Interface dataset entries
^^^^
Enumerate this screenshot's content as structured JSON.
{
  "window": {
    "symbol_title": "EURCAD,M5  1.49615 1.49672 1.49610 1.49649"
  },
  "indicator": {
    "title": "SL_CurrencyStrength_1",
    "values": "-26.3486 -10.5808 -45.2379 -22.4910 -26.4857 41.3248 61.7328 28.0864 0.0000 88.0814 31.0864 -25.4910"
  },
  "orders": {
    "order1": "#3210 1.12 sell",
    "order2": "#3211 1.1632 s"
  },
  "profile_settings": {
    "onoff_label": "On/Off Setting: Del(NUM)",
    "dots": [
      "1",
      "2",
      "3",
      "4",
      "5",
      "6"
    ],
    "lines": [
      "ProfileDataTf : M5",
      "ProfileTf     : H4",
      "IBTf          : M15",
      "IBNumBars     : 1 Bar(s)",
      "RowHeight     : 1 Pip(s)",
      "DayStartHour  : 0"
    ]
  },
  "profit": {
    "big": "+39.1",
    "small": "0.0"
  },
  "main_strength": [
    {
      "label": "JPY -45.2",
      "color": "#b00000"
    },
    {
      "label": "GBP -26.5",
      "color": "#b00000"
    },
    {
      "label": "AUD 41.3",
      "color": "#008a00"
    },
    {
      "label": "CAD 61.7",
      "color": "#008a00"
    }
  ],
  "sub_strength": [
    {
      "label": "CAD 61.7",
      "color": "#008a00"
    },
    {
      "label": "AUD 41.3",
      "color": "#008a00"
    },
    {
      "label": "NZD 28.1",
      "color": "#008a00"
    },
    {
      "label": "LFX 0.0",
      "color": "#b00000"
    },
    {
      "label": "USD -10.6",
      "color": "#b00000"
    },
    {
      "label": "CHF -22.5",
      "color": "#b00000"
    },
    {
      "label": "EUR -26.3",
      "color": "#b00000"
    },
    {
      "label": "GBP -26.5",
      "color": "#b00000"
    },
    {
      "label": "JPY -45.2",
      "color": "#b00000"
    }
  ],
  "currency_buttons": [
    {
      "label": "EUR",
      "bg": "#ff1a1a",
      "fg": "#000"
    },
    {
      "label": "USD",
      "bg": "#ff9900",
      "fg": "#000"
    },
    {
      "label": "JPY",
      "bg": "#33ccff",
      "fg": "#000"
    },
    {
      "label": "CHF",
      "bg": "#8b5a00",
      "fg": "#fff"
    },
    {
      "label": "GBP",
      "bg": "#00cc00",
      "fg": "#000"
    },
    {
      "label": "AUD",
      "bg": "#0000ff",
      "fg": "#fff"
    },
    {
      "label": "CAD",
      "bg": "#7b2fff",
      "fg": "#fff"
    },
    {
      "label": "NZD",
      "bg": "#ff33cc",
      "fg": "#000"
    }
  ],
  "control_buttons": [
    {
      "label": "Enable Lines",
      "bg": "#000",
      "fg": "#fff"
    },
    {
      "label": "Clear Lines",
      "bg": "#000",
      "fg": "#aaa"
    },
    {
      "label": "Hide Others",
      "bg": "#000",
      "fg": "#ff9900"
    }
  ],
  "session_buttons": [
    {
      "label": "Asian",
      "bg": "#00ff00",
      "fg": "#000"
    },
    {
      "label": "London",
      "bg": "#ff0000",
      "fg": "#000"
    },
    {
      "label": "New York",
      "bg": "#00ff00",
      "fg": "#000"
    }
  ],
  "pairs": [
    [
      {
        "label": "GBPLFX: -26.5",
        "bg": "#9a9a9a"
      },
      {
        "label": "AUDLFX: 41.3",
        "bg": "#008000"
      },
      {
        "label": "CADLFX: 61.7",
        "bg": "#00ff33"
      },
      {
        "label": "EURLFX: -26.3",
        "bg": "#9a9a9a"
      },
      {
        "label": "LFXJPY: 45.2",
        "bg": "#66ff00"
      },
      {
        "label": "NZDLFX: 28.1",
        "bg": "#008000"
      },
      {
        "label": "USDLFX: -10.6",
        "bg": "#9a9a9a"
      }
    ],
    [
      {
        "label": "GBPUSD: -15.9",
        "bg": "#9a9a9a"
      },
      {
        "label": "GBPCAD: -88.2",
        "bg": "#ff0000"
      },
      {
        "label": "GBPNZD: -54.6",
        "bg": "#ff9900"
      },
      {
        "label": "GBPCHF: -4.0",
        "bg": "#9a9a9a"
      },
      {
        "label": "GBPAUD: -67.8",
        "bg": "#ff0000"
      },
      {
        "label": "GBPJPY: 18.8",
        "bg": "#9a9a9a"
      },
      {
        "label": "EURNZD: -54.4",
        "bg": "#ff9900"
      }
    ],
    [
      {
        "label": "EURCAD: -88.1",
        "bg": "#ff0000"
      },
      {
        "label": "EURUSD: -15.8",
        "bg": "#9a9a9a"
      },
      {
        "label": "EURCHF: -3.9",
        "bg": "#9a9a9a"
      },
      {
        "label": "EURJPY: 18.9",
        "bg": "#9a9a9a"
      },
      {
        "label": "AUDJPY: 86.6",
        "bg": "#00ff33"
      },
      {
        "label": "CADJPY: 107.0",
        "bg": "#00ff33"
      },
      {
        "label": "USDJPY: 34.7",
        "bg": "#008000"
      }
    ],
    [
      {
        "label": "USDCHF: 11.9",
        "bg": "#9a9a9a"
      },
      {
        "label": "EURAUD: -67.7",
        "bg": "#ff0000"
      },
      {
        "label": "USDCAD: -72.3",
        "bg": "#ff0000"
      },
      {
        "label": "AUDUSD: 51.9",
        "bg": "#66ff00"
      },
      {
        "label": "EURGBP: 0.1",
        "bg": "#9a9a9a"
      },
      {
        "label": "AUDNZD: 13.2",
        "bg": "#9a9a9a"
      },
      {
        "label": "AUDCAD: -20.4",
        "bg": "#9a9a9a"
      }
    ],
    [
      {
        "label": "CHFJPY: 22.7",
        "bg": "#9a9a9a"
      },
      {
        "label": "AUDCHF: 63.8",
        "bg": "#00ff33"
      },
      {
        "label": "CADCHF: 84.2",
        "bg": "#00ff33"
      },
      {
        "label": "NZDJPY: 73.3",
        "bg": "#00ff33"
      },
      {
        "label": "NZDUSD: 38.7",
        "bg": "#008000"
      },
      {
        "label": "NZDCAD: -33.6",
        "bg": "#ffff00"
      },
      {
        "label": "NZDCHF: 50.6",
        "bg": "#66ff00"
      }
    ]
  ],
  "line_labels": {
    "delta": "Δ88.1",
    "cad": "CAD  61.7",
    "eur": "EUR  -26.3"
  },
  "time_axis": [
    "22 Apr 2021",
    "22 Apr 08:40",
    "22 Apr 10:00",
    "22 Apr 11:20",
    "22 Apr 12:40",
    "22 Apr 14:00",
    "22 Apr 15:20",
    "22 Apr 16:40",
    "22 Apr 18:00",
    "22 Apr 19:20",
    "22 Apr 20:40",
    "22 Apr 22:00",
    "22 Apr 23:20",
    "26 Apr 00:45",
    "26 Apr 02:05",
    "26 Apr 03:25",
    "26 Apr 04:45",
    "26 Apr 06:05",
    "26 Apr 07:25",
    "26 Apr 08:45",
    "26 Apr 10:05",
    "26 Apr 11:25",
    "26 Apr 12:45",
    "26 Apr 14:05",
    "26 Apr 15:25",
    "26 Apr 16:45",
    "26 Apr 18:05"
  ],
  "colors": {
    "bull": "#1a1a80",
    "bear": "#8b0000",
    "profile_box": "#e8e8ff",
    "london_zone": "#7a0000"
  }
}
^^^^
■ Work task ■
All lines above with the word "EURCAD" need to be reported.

■ Response for this exercise ■
    "symbol_title": "EURCAD,M5  1.49615 1.49672 1.49610 1.49649"
        "label": "EURCAD: -88.1",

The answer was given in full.